(dailyRx News) Many patients suffering from chronic migraines may be eligible to take preventative medications, yet few take them. New guidelines for treating migraines stress using available therapies to prevent such attacks.
The guidelines were issued by the American Academy of Neurology with development assistance from the American Headache Society.
Stephen D. Silberstein, MD, FACP, FAHS, a guideline author from Jefferson Headache Center at Thomas Jefferson University, noted that studies indicate migraines are underrecognized and undertreated.
He said about 38 percent of patients who suffer from chronic migraines could benefit from preventative treatment, but fewer than a third of those candidates utilize medications to prevent attacks, and lessen their severity and duration.
Previous studies have suggested preventative drugs could prevent about half of attacks from occurring in patients with chronic migraines. In comparison, acute migraine treatment lessens pain and symptoms associated with migraines following onset.
Following a review of evidence, the guideline authors found prescription medications including seizure drugs divalproex sodium (Depakote), sodium valproate (Epilim) and topiramate (Topamax), and beta-blockers metoprolol (Toprol), propranolol (Inderal) and timolol (Blocadren), to be effective in preventing migraines. They determined that seizure medication lamotrigine (Lamictal) does not help prevent migraines.

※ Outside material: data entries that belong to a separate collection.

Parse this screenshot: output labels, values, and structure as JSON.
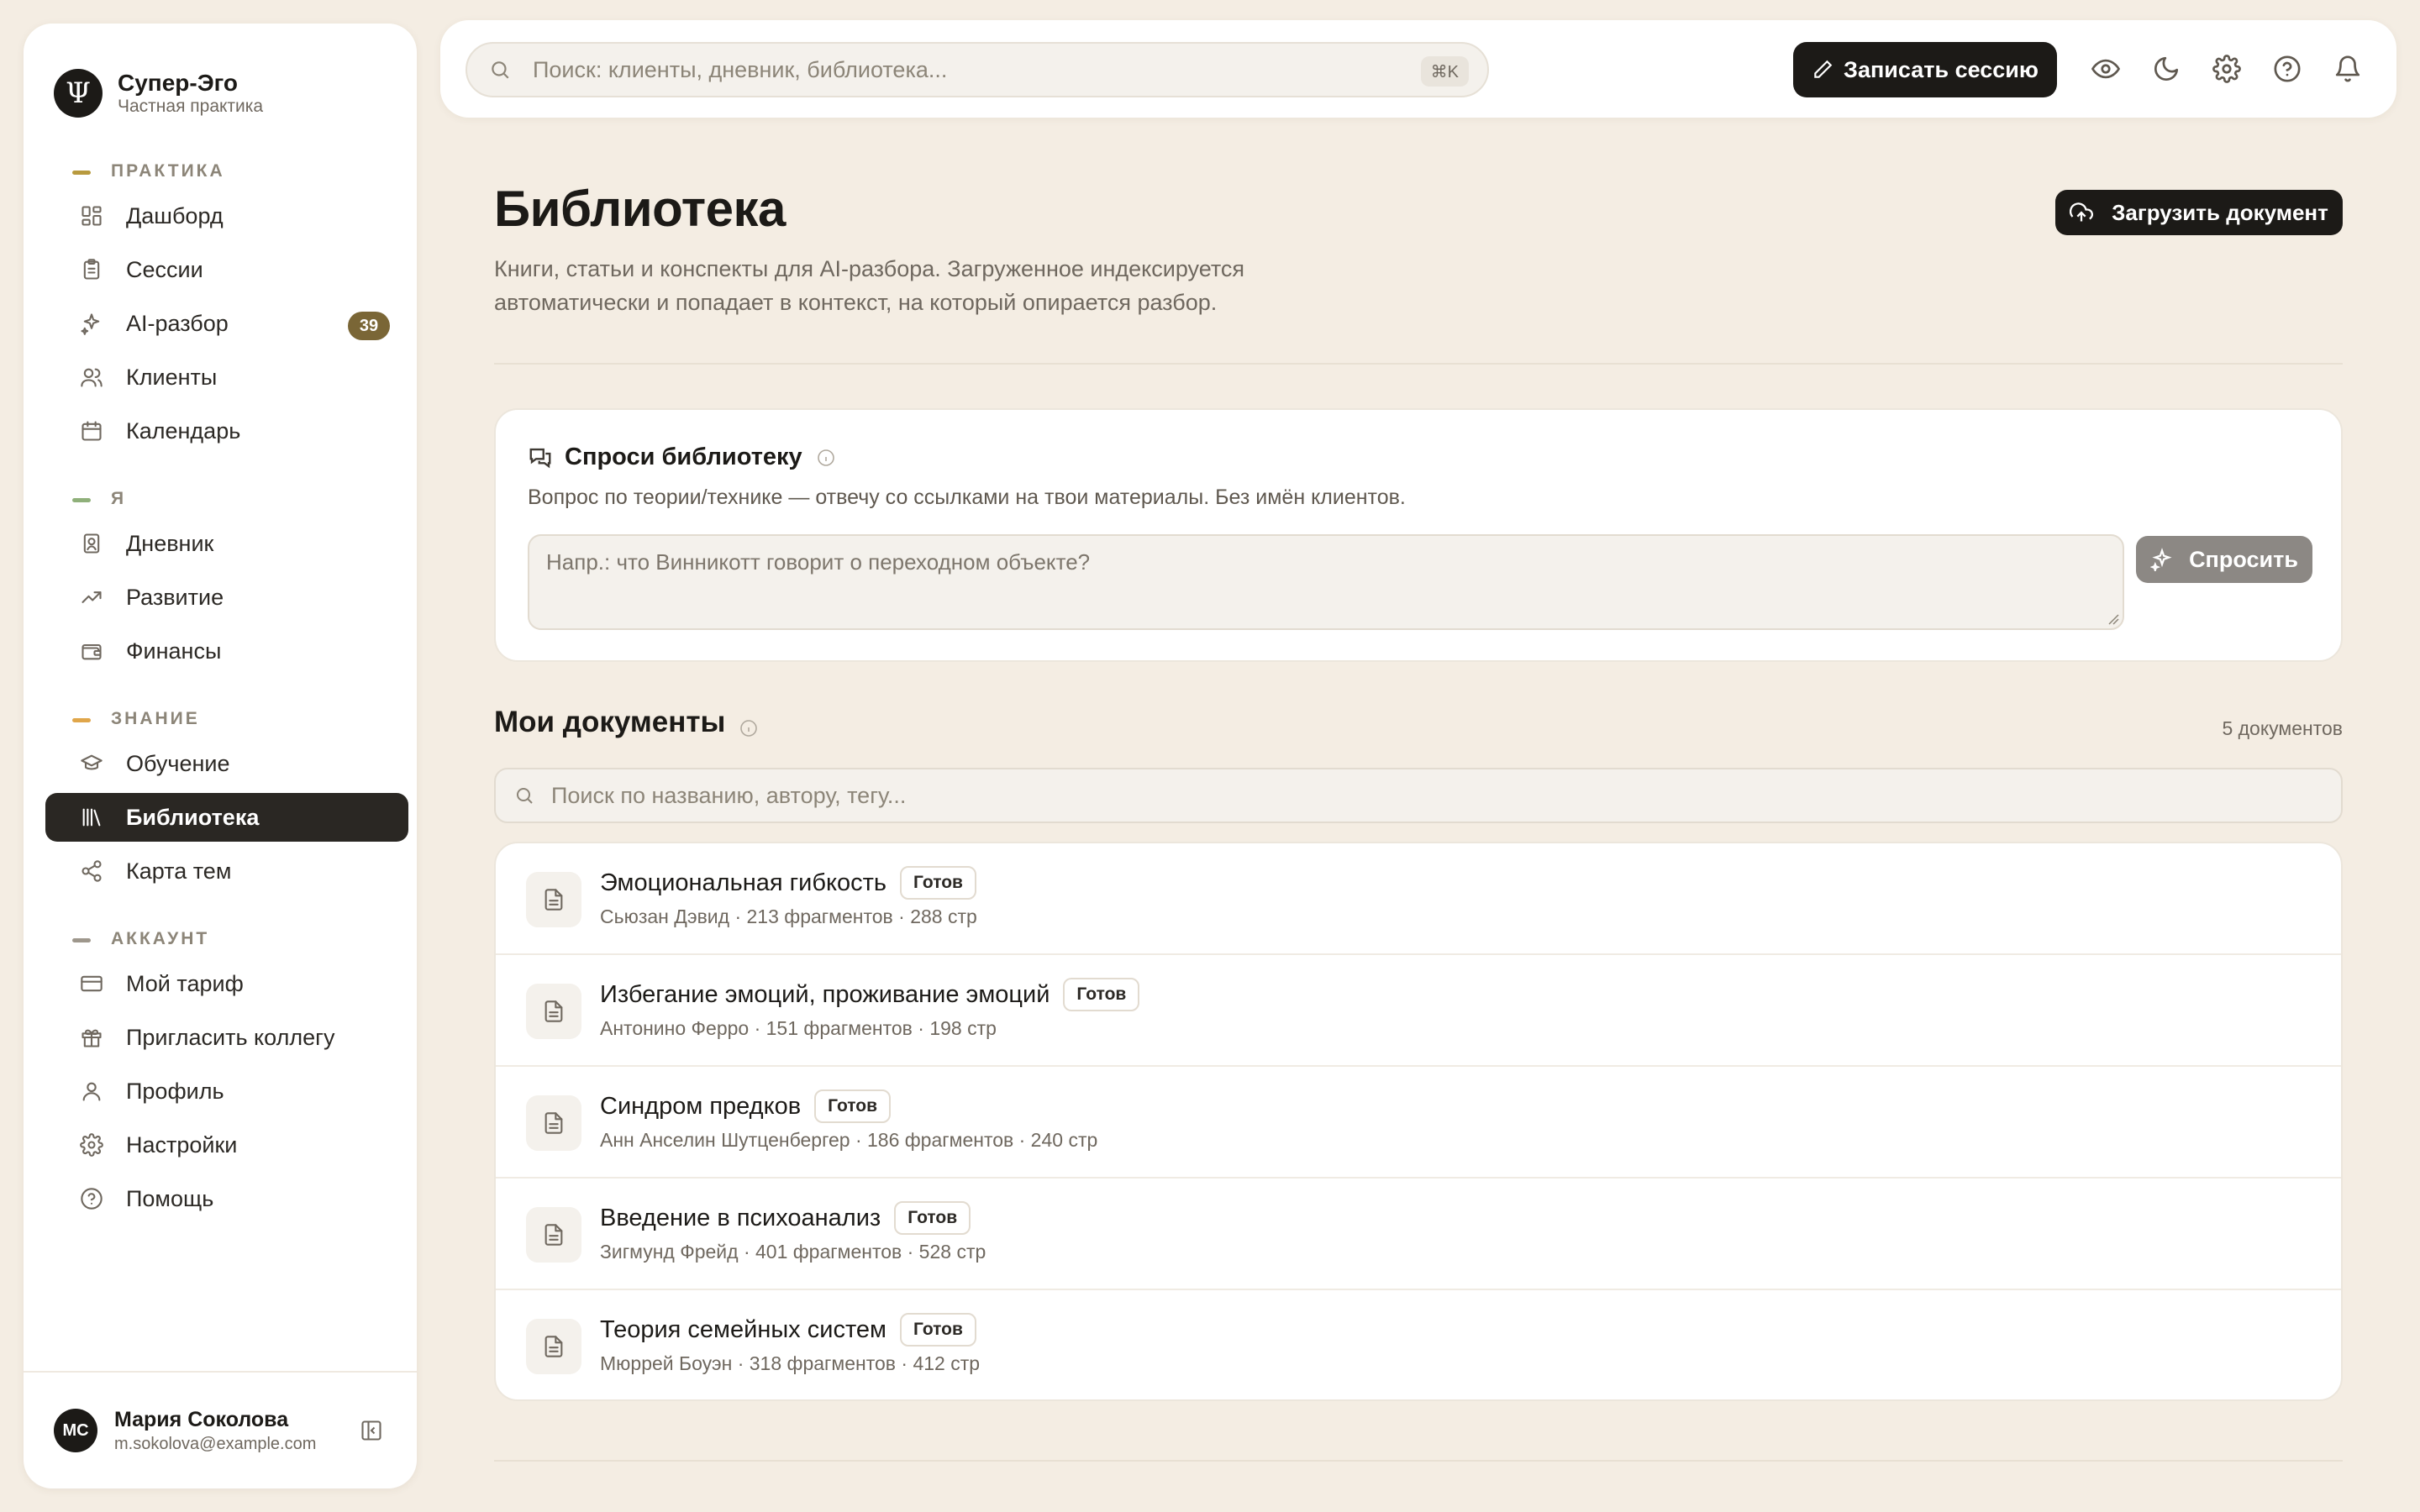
{
  "brand": {
    "name": "Супер-Эго",
    "subtitle": "Частная практика",
    "logo_glyph": "Ψ"
  },
  "sidebar": {
    "sections": [
      {
        "label": "ПРАКТИКА",
        "accent": "#b89a3e",
        "items": [
          {
            "label": "Дашборд",
            "icon": "dashboard-icon"
          },
          {
            "label": "Сессии",
            "icon": "clipboard-icon"
          },
          {
            "label": "AI-разбор",
            "icon": "sparkles-icon",
            "badge": "39"
          },
          {
            "label": "Клиенты",
            "icon": "users-icon"
          },
          {
            "label": "Календарь",
            "icon": "calendar-icon"
          }
        ]
      },
      {
        "label": "Я",
        "accent": "#8fb07a",
        "items": [
          {
            "label": "Дневник",
            "icon": "journal-icon"
          },
          {
            "label": "Развитие",
            "icon": "trending-up-icon"
          },
          {
            "label": "Финансы",
            "icon": "wallet-icon"
          }
        ]
      },
      {
        "label": "ЗНАНИЕ",
        "accent": "#e0a64a",
        "items": [
          {
            "label": "Обучение",
            "icon": "graduation-cap-icon"
          },
          {
            "label": "Библиотека",
            "icon": "library-icon",
            "active": true
          },
          {
            "label": "Карта тем",
            "icon": "share-nodes-icon"
          }
        ]
      },
      {
        "label": "АККАУНТ",
        "accent": "#9e978c",
        "items": [
          {
            "label": "Мой тариф",
            "icon": "credit-card-icon"
          },
          {
            "label": "Пригласить коллегу",
            "icon": "gift-icon"
          },
          {
            "label": "Профиль",
            "icon": "user-icon"
          },
          {
            "label": "Настройки",
            "icon": "gear-icon"
          },
          {
            "label": "Помощь",
            "icon": "help-circle-icon"
          }
        ]
      }
    ]
  },
  "user": {
    "initials": "MC",
    "name": "Мария Соколова",
    "email": "m.sokolova@example.com"
  },
  "topbar": {
    "search_placeholder": "Поиск: клиенты, дневник, библиотека...",
    "search_shortcut": "⌘K",
    "record_label": "Записать сессию",
    "icons": [
      "eye-icon",
      "moon-icon",
      "gear-icon",
      "help-circle-icon",
      "bell-icon"
    ]
  },
  "page": {
    "title": "Библиотека",
    "description": "Книги, статьи и конспекты для AI-разбора. Загруженное индексируется автоматически и попадает в контекст, на который опирается разбор.",
    "upload_label": "Загрузить документ"
  },
  "ask": {
    "title": "Спроси библиотеку",
    "subtitle": "Вопрос по теории/технике — отвечу со ссылками на твои материалы. Без имён клиентов.",
    "placeholder": "Напр.: что Винникотт говорит о переходном объекте?",
    "button_label": "Спросить"
  },
  "documents": {
    "title": "Мои документы",
    "count_label": "5 документов",
    "search_placeholder": "Поиск по названию, автору, тегу...",
    "items": [
      {
        "title": "Эмоциональная гибкость",
        "status": "Готов",
        "meta": "Сьюзан Дэвид · 213 фрагментов · 288 стр"
      },
      {
        "title": "Избегание эмоций, проживание эмоций",
        "status": "Готов",
        "meta": "Антонино Ферро · 151 фрагментов · 198 стр"
      },
      {
        "title": "Синдром предков",
        "status": "Готов",
        "meta": "Анн Анселин Шутценбергер · 186 фрагментов · 240 стр"
      },
      {
        "title": "Введение в психоанализ",
        "status": "Готов",
        "meta": "Зигмунд Фрейд · 401 фрагментов · 528 стр"
      },
      {
        "title": "Теория семейных систем",
        "status": "Готов",
        "meta": "Мюррей Боуэн · 318 фрагментов · 412 стр"
      }
    ]
  },
  "colors": {
    "background": "#f4ede3",
    "primary": "#1c1a17",
    "badge": "#7a6636",
    "ask_button": "#8c8884"
  }
}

In addition, the authors reviewed over-the-counter treatments, including supplements and holistic treatments. Herbal treatment Petasites, commonly known as butterbur, was found effective in preventing migraines. Other treatments reviewed were considered "probably effective."

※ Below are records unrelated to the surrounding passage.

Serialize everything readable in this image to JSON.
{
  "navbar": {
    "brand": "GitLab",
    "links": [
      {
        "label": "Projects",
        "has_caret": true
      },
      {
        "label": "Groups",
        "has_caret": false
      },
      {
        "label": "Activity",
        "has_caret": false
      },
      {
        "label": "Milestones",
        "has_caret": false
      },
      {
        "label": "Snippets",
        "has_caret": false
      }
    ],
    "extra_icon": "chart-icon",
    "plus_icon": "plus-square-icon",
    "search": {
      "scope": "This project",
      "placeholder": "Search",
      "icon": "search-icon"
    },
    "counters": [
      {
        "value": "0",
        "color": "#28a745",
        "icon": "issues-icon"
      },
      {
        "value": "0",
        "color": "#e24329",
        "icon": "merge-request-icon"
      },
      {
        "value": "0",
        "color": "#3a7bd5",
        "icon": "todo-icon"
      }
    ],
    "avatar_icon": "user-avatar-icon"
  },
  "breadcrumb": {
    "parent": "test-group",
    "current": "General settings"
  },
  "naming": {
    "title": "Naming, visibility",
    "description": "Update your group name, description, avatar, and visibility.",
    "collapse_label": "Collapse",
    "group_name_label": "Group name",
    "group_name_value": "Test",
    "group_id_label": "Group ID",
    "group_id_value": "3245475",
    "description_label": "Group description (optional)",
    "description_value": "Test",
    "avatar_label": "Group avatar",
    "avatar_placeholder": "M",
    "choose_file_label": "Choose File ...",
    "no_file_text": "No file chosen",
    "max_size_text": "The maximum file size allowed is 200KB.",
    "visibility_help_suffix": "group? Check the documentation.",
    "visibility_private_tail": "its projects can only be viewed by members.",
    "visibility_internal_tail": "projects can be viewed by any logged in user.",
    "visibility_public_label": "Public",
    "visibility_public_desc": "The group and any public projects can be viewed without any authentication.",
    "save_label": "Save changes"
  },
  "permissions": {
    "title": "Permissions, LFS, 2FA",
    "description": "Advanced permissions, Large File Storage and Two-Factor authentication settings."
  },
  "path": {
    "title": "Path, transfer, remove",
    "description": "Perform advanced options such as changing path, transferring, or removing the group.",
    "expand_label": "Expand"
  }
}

Those therapies include: non-steroidal anti-inflammatory drugs ibuprofen, fenoprofen, ketoprofen, naproxen and naproxen sodium; intravenous histamines, and natural or supplemental treatments magnesium, MIG-99 (feverfew) and riboflavin (vitamin B2).

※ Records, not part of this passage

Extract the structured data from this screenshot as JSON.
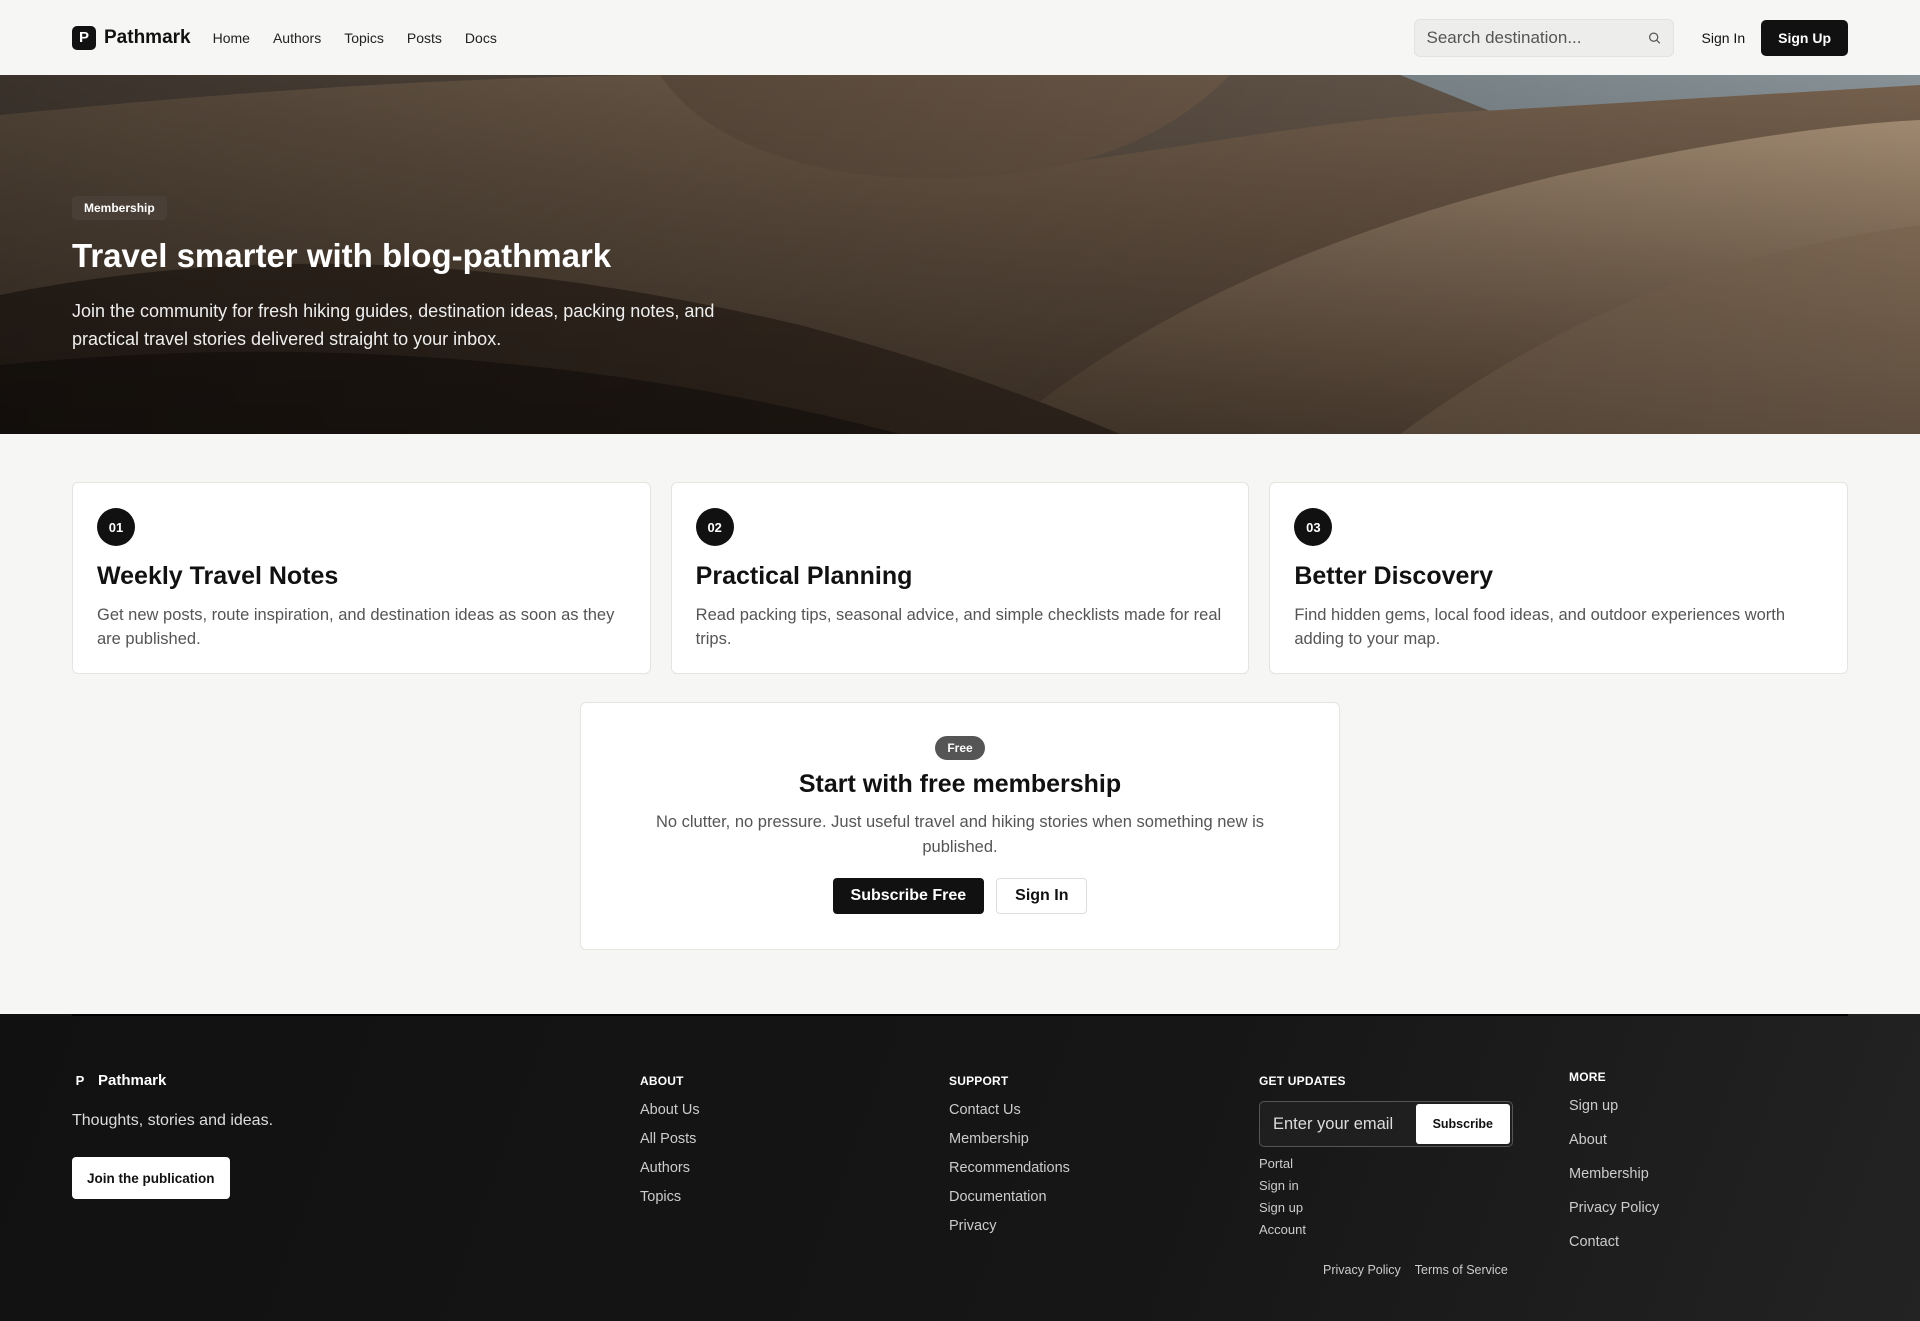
{
  "nav": {
    "brand_mark": "P",
    "brand_name": "Pathmark",
    "links": [
      "Home",
      "Authors",
      "Topics",
      "Posts",
      "Docs"
    ],
    "search_placeholder": "Search destination...",
    "sign_in": "Sign In",
    "sign_up": "Sign Up"
  },
  "hero": {
    "badge": "Membership",
    "title": "Travel smarter with blog-pathmark",
    "subtitle": "Join the community for fresh hiking guides, destination ideas, packing notes, and practical travel stories delivered straight to your inbox."
  },
  "features": [
    {
      "num": "01",
      "title": "Weekly Travel Notes",
      "desc": "Get new posts, route inspiration, and destination ideas as soon as they are published."
    },
    {
      "num": "02",
      "title": "Practical Planning",
      "desc": "Read packing tips, seasonal advice, and simple checklists made for real trips."
    },
    {
      "num": "03",
      "title": "Better Discovery",
      "desc": "Find hidden gems, local food ideas, and outdoor experiences worth adding to your map."
    }
  ],
  "cta": {
    "badge": "Free",
    "title": "Start with free membership",
    "desc": "No clutter, no pressure. Just useful travel and hiking stories when something new is published.",
    "primary": "Subscribe Free",
    "secondary": "Sign In"
  },
  "footer": {
    "brand_mark": "P",
    "brand_name": "Pathmark",
    "tagline": "Thoughts, stories and ideas.",
    "join": "Join the publication",
    "about": {
      "title": "ABOUT",
      "links": [
        "About Us",
        "All Posts",
        "Authors",
        "Topics"
      ]
    },
    "support": {
      "title": "SUPPORT",
      "links": [
        "Contact Us",
        "Membership",
        "Recommendations",
        "Documentation",
        "Privacy"
      ]
    },
    "updates": {
      "title": "GET UPDATES",
      "email_placeholder": "Enter your email",
      "subscribe": "Subscribe",
      "links": [
        "Portal",
        "Sign in",
        "Sign up",
        "Account"
      ]
    },
    "more": {
      "title": "MORE",
      "links": [
        "Sign up",
        "About",
        "Membership",
        "Privacy Policy",
        "Contact"
      ]
    },
    "legal": [
      "Privacy Policy",
      "Terms of Service"
    ]
  },
  "colors": {
    "accent": "#111111",
    "page_bg": "#f6f6f4",
    "footer_bg": "#141414"
  }
}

Though many drugs that made the list don't require a prescription, Dr. Silberstein still suggests following up with a physician.
“Migraines can get better or worse over time, and people should discuss these changes in the pattern of attacks with their doctors and see whether they need to adjust their dose or even stop their medication or switch to a different medication,” Dr. Silberstein said.
“In addition, people need to keep in mind that all drugs, including over-the-counter drugs and complementary treatments, can have side effects or interact with other medications, which should be monitored.”
The guidelines will be announced at the American Academy of Neurology’s 64th Annual Meeting in New Orleans and published in the April 24 issue of Neurology, the medical journal of the American Academy of Neurology.